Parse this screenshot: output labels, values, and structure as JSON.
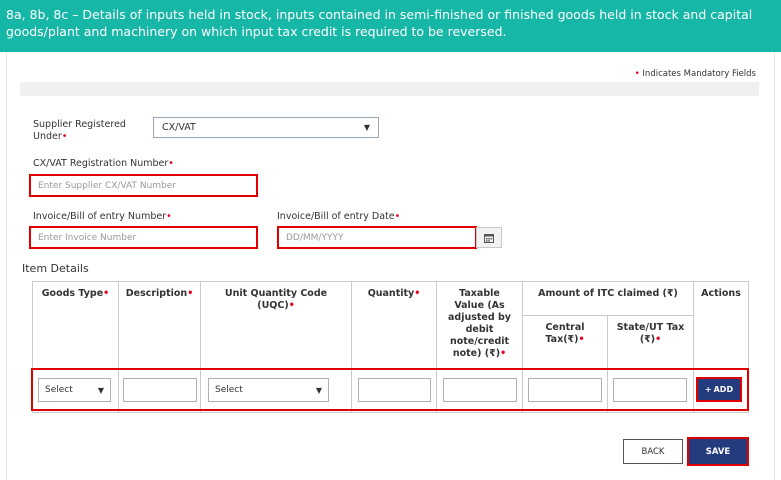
{
  "header": {
    "title_line1": "8a, 8b, 8c – Details of inputs held in stock, inputs contained in semi-finished or finished goods held in stock and capital",
    "title_line2": "goods/plant and machinery on which input tax credit is required to be reversed."
  },
  "mandatory_note": "Indicates Mandatory Fields",
  "form": {
    "supplier_registered_label_1": "Supplier Registered",
    "supplier_registered_label_2": "Under",
    "supplier_registered_value": "CX/VAT",
    "cxvat_label": "CX/VAT Registration Number",
    "cxvat_placeholder": "Enter Supplier CX/VAT Number",
    "invoice_label": "Invoice/Bill of entry Number",
    "invoice_placeholder": "Enter Invoice Number",
    "invoice_date_label": "Invoice/Bill of entry Date",
    "invoice_date_placeholder": "DD/MM/YYYY"
  },
  "item_details": {
    "title": "Item Details",
    "headers": {
      "goods_type": "Goods Type",
      "description": "Description",
      "uqc_1": "Unit Quantity Code",
      "uqc_2": "(UQC)",
      "quantity": "Quantity",
      "taxable_1": "Taxable",
      "taxable_2": "Value (As",
      "taxable_3": "adjusted by",
      "taxable_4": "debit",
      "taxable_5": "note/credit",
      "taxable_6": "note) (₹)",
      "itc": "Amount of ITC claimed (₹)",
      "central_1": "Central",
      "central_2": "Tax(₹)",
      "state_1": "State/UT Tax",
      "state_2": "(₹)",
      "actions": "Actions"
    },
    "row": {
      "goods_type_value": "Select",
      "uqc_value": "Select",
      "add_label": "ADD"
    }
  },
  "buttons": {
    "back": "BACK",
    "save": "SAVE"
  },
  "colors": {
    "header_bg": "#17b7a8",
    "primary_button": "#243b7e",
    "highlight": "#e00000"
  }
}
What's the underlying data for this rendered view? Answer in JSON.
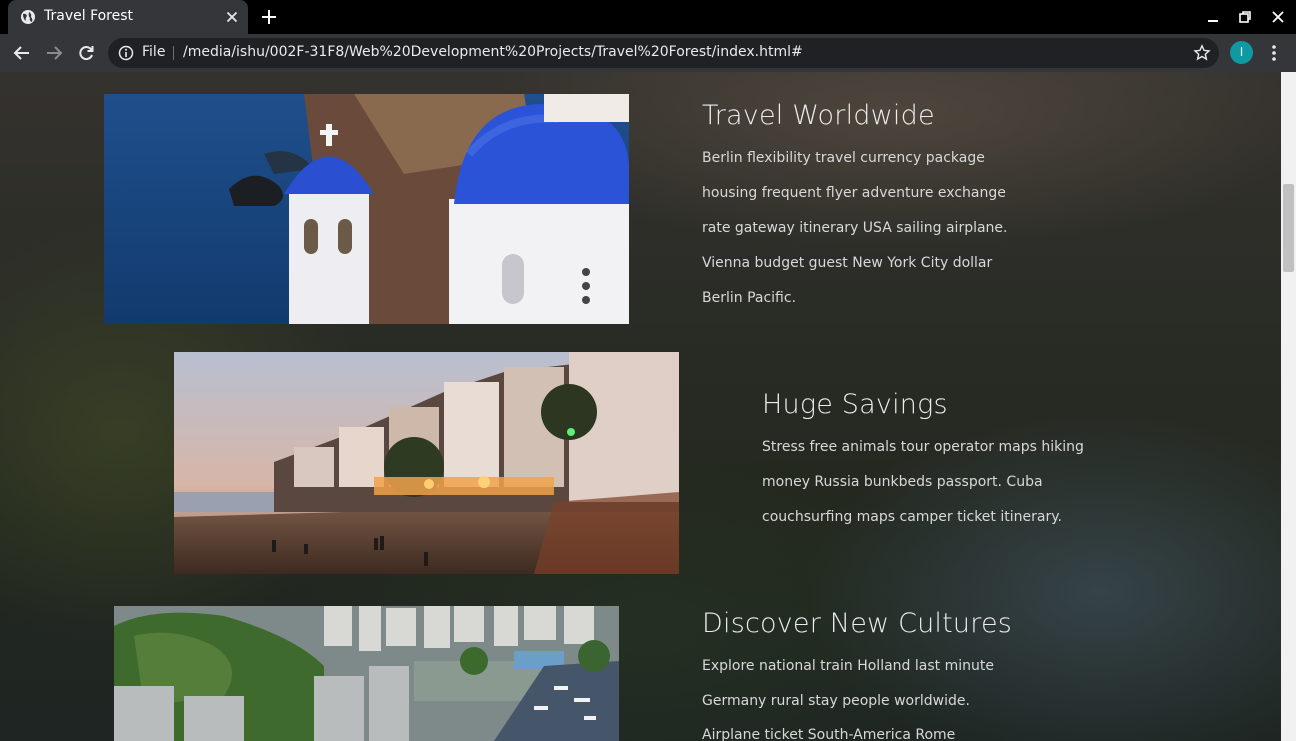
{
  "browser": {
    "tab_title": "Travel Forest",
    "scheme_label": "File",
    "url": "/media/ishu/002F-31F8/Web%20Development%20Projects/Travel%20Forest/index.html#",
    "profile_initial": "I",
    "accent_color": "#0f9aa3"
  },
  "features": [
    {
      "title": "Travel Worldwide",
      "lines": [
        "Berlin flexibility travel currency package",
        "housing frequent flyer adventure exchange",
        "rate gateway itinerary USA sailing airplane.",
        "Vienna budget guest New York City dollar",
        "Berlin Pacific."
      ],
      "image": "santorini-domes-photo"
    },
    {
      "title": "Huge Savings",
      "lines": [
        "Stress free animals tour operator maps hiking",
        "money Russia bunkbeds passport. Cuba",
        "couchsurfing maps camper ticket itinerary."
      ],
      "image": "coastal-town-sunset-photo"
    },
    {
      "title": "Discover New Cultures",
      "lines": [
        "Explore national train Holland last minute",
        "Germany rural stay people worldwide.",
        "Airplane ticket South-America Rome"
      ],
      "image": "city-harbor-aerial-photo"
    }
  ]
}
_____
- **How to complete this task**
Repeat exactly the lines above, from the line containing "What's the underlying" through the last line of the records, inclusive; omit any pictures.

- **Result for this task**
What's the underlying data for this rendered view? Answer in JSON.
{
  "browser": {
    "tab_title": "Travel Forest",
    "scheme_label": "File",
    "url": "/media/ishu/002F-31F8/Web%20Development%20Projects/Travel%20Forest/index.html#",
    "profile_initial": "I",
    "accent_color": "#0f9aa3"
  },
  "features": [
    {
      "title": "Travel Worldwide",
      "lines": [
        "Berlin flexibility travel currency package",
        "housing frequent flyer adventure exchange",
        "rate gateway itinerary USA sailing airplane.",
        "Vienna budget guest New York City dollar",
        "Berlin Pacific."
      ],
      "image": "santorini-domes-photo"
    },
    {
      "title": "Huge Savings",
      "lines": [
        "Stress free animals tour operator maps hiking",
        "money Russia bunkbeds passport. Cuba",
        "couchsurfing maps camper ticket itinerary."
      ],
      "image": "coastal-town-sunset-photo"
    },
    {
      "title": "Discover New Cultures",
      "lines": [
        "Explore national train Holland last minute",
        "Germany rural stay people worldwide.",
        "Airplane ticket South-America Rome"
      ],
      "image": "city-harbor-aerial-photo"
    }
  ]
}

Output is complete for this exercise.